The ferry was then sold off to a Kentucky state legislator, Captain George W. Terrill, who hired Maurice McNealey as his ferryman.  The Lawrenceburg Ferry was proving unprofitable at this point, and one month Terrill found himself unable to pay McNealey (although some say the source of their dispute was that Captain Terrill had fallen in love with McNealey’s daughter).  At any rate, they met on the ferry for a pistol duel where Terrill was fatally wounded.  McNealey was tried and acquitted, but not long after was killed by a streetcar in Memphis, Tennessee.

By 1882, Captain William Huff had taken over the operation of the Lawrenceburg Ferry, and was attempting to cross the river in a heavy gale with five passengers, and a heavy load of cargo, when a drunken brawl broke out, overturning the ferry.  All survived, but a heavy toll was taken on Huff’s health, and he eventually died.  Then, Louis Terrill, a relative of Captain George Terrill was said to have suffered near fatal injuries at just about the spot where George was killed by McNealey.  The ferry was at the time owned and operated by a William Hartman.

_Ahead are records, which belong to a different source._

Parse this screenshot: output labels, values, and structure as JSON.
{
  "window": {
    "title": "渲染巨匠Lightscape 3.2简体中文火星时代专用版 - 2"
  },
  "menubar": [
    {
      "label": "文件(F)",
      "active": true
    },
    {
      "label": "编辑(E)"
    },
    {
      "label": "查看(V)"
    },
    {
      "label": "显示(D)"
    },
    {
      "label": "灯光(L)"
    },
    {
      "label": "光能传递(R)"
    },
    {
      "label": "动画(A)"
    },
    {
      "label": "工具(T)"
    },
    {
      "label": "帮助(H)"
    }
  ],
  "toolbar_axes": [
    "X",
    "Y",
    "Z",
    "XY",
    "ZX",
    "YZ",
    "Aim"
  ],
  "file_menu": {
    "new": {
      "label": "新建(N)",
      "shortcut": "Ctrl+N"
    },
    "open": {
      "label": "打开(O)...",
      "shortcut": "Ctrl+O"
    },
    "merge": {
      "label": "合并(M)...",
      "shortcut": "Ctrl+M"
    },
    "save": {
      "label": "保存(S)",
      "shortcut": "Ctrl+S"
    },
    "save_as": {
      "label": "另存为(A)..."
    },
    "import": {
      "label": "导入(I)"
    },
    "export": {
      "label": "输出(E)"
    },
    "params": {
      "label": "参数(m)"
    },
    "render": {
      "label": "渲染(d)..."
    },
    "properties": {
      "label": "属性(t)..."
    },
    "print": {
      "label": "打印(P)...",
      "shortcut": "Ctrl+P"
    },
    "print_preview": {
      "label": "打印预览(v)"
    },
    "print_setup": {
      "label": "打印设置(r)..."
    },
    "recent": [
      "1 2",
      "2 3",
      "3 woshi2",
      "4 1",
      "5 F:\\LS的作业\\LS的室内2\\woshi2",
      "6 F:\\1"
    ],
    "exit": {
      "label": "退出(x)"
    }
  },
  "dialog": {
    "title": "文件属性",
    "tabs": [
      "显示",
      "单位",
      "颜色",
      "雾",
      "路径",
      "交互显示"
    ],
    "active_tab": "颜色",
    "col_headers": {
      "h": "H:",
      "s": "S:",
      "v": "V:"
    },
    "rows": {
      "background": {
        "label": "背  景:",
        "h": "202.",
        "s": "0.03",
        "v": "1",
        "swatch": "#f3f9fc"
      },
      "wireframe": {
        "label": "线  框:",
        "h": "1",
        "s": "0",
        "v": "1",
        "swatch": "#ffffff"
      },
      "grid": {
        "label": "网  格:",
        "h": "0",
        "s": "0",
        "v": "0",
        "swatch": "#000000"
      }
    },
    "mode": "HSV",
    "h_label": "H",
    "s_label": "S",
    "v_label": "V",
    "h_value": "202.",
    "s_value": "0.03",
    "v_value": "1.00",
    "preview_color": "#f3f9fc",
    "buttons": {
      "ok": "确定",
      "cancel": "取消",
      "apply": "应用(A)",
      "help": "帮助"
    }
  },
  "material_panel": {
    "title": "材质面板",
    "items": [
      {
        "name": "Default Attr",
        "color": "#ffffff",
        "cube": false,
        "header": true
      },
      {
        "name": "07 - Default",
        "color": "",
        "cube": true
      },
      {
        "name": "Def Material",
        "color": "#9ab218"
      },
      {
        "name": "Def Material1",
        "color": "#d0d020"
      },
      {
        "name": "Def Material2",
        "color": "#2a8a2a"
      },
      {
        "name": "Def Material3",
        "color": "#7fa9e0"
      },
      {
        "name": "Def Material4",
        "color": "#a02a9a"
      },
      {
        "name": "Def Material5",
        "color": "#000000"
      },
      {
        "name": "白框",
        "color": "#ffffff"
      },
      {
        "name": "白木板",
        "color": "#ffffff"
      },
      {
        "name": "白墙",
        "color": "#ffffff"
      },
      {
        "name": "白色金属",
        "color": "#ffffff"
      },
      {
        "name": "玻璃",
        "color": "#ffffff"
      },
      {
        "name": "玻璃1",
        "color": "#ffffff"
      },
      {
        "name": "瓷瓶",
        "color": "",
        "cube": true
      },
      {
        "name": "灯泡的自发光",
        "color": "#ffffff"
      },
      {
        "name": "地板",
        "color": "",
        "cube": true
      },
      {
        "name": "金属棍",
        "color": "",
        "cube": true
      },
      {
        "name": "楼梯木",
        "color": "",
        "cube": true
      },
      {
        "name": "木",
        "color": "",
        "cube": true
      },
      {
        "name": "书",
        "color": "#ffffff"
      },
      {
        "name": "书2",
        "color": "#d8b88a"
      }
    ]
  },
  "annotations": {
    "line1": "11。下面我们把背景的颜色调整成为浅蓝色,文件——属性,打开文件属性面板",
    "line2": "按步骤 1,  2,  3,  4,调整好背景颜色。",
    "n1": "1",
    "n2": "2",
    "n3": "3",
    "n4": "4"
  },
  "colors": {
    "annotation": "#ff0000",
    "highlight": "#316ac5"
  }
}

The fate of William Hartman, who ran the ferry just long enough to fall a victim to its besetting fatality, is one of the most pathetic incidents in the annals of the Ohio Valley. Hartman was ferryman at the time Louis Terrill received his injuries, and the affair preyed upon his mind so continuously that he went mad. He is at present confined in a private sanatorium for the insane, where he must end his wretched days with reason dethroned—the most recent victim of the evil fate which is said to over shadow the ferry and all connected with it. And the end is not yet, say the superstitiously inclined. Dire disaster is prophesied for the thirteenth man who dares to defy the peculiar and baneful law that apparently governs the destiny of Lawrenceburg Ferry (Piatt, 1910, p248).

The Lawrenceburg Ferry seems to have changed hands a lot after that, and there are some indications that the ferry even operated until 1947, when it was eclipsed by the Aurora Ferry and shut down permanently.  Curiously, there were four or five other ferries across the Ohio River in the vicinity during the Lawrenceburg Ferry’s lifetime, and none have the same sordid history, or such an inauspicious record of fatalities and madness.  Local opinion was simply that the ferry was cursed, and many attributed it to the original killing of Elinor McGregor.  Perhaps “curses” should be regarded as “folk-statistics”.  As author Louis Sachar once observed, “A lot of people don’t believe in curses. A lot of people don’t believe in yellow-spotted lizards either, but if one bites you, it doesn’t make a difference whether you believe in it or not”.


Lodge, N. Louise. Tribe of Jacob (Piatt). 3rd ed. Springfield, Mo.: Young-Stone Print, 1934.

Piatt, David A. The Haunted Ferry. [n.p.], 1910.

Piatt, David A. “The Haunted Ferry”. The Wide World Magazine: An Illustrated Monthly of True Narrative, Adventure, Travel, Customs, And Sport v24. London: G. Newness, 1910.